Wednesday, May 26, 2010

Childhood: fodder for an author

A friend mentioned to me that annother person, we'll call him Rumplestiltskin, seemed to be trying to prove something.  We speculated that his highly-successful parents must have made him feel less than special as a child.  After a couple of minutes of bemoaning Rumple's inability to "let it go," we realized none of us is very good at doing that. Most of us have a difficult time getting over whatever slight we suffered as a child.  I have a few friends and acquaintances who suffered various degrees of abuse and neglect.  Many more had a sibling who was Mom's favorite. 

My husband, the psychologist, is, frankly, surprised I am only now discovering this basic premise of the human psyche.  Well, certainly I know about psychological theory, but doesn't it seem weird that we can live to be 95 years old and still find thosefirst eighteen years important enough to spend time discussing them.  How many times can you question why Sister Sue got the Betsy Wetsy doll for Christmas, yet all you received was socks and underwear?  These stories are useful for more than just entertaining Sister Sue; you can always blame your faults on past injuries.

Just think about the novels we read and write.  If half the book doesn't entail a description of the character's childhood, the villain's evil intent is explained by a truly hideous mother and/or father.  It's almost a universal requirement in every good story. Now there's a thought - if childhood was perfect, what would we write about?

Sunday, May 16, 2010

The Out of Classroom Experience

A couple of weeks ago, I said good-bye to my students and wished my colleagues a pleasant summer.  Yesterday I went to the gym, then ran a couple of errands before I headed home.  I had, at least, blown my hair dry and straightened up a bit.  I have to admit, however, that with no makeup and wearing shorts I presented a decidedly less put-together image than was usual for classes.  In this casual state, I ran into a student.

"Oh. Madame. Bonjour," he said, using his usual classroom salutation.

"Hi Mark.  How are you today?" I said and reached in my purse as I prepared to pay him for my purchase.  "You work here, huh?"  When he didn't response I glanced up and found him staring at me. "Something wrong?" I asked.

"Uh, oh, uh," said my "A" student quite clearly.

And then I realized he was having the "out of classroom experience."  The rules are teachers don't supposed to show up in other parts of your life, right?  Indeed, they live in their classrooms where they do nothing but read and study in their fields.  And, above all, your French teacher talks about arts and literature; she doesn't show up at the Home Depot to buy dirt.

So, I chuckled and told him not to worry.  "When the fall semester begins, I'll be back where I belong, all neat and clean," I assured him.

Mark had recovered a little by then and laughed a little with me, and we talked about how we all see people in a certain context. Then as I left, just for fun, I did a little soft-shoe on my way out. 

I can still see the horrified look on his face.

Monday, May 3, 2010

Practice Makes Perfect: critique groups

I'm one of those writers who enjoys working alone for hours.
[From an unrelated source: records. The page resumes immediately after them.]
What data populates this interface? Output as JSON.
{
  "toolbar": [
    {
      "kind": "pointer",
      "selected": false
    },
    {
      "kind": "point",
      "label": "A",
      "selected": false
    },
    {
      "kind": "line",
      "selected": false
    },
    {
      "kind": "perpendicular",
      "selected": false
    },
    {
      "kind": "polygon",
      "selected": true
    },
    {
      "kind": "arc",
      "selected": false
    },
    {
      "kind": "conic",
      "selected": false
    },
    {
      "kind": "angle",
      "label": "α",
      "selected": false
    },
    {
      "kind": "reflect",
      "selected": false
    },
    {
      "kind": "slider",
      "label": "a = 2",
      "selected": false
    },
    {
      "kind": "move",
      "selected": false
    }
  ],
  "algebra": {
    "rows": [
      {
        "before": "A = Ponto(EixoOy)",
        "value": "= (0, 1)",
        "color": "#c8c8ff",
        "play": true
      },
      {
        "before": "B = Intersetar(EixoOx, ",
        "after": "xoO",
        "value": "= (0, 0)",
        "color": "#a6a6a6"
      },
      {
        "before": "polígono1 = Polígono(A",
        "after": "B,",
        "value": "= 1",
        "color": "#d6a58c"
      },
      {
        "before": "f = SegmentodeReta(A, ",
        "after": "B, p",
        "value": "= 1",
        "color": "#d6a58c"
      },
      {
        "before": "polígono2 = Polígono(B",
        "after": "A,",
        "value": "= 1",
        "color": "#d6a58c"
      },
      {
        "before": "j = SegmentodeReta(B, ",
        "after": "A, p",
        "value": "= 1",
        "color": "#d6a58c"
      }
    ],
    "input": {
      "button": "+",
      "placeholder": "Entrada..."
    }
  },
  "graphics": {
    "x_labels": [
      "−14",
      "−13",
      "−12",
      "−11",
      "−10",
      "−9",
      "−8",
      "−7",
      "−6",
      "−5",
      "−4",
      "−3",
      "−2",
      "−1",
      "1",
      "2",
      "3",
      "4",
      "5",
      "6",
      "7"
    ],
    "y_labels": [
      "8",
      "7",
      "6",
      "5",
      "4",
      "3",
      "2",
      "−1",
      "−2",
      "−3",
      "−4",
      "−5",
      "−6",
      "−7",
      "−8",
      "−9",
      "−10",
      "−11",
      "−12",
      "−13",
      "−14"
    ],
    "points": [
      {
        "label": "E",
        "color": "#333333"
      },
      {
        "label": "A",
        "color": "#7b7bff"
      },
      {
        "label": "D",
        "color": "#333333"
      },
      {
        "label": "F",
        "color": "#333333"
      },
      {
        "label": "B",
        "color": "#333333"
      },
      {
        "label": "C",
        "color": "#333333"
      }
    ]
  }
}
And so, for the first year or so, that's exactly what I did.  The problem with that was the only feedback I received was from my husband.  My spouse is a fine psychologist and writes professional reports competently, but  is not much for creative writing.  His criticism was unfailingly on target, but there was just very little of it.

I suppose I was afraid someone would tell me I was hopelessly untalented and should give up on writing.  Maybe I just didn't want to do the work I knew was coming to rewrite the book.  Unfortunately, I couldn't escape the fact that, like playing tennis or learning the piano, I would need lessons and practice.  Finally, I went in search of a group through which I could receive constructive, yet gentle, criticism.  What a surprise when I actually found exactly that kind of support.

For about six years now I have attended the twice monthly meetings of the South Carolina Writers Workshop.  When I began reading the first chapters of SNOWSTORM, I knew they didn't particularly like my tough, teenaged character.  Looking back, some of their advice was of the most basic kind.  They had to start somewhere, of course.  A recent glance at my first draft made me wince, so I can easily imagine my fellow writers wishing they could cover their ears. They didn't, however.  Then and now, their critique is gentle and helpful.  Their sincere encouragment meant a great deal when the rejections were flowing regularly to my mailbox.

So, for any aspiring writers reading this, I hope you will find some folks like this to give you honest opinions and sincere support.  I was very lucky, because I don't think such people are easy to find, but when you do find them, don't let them get away!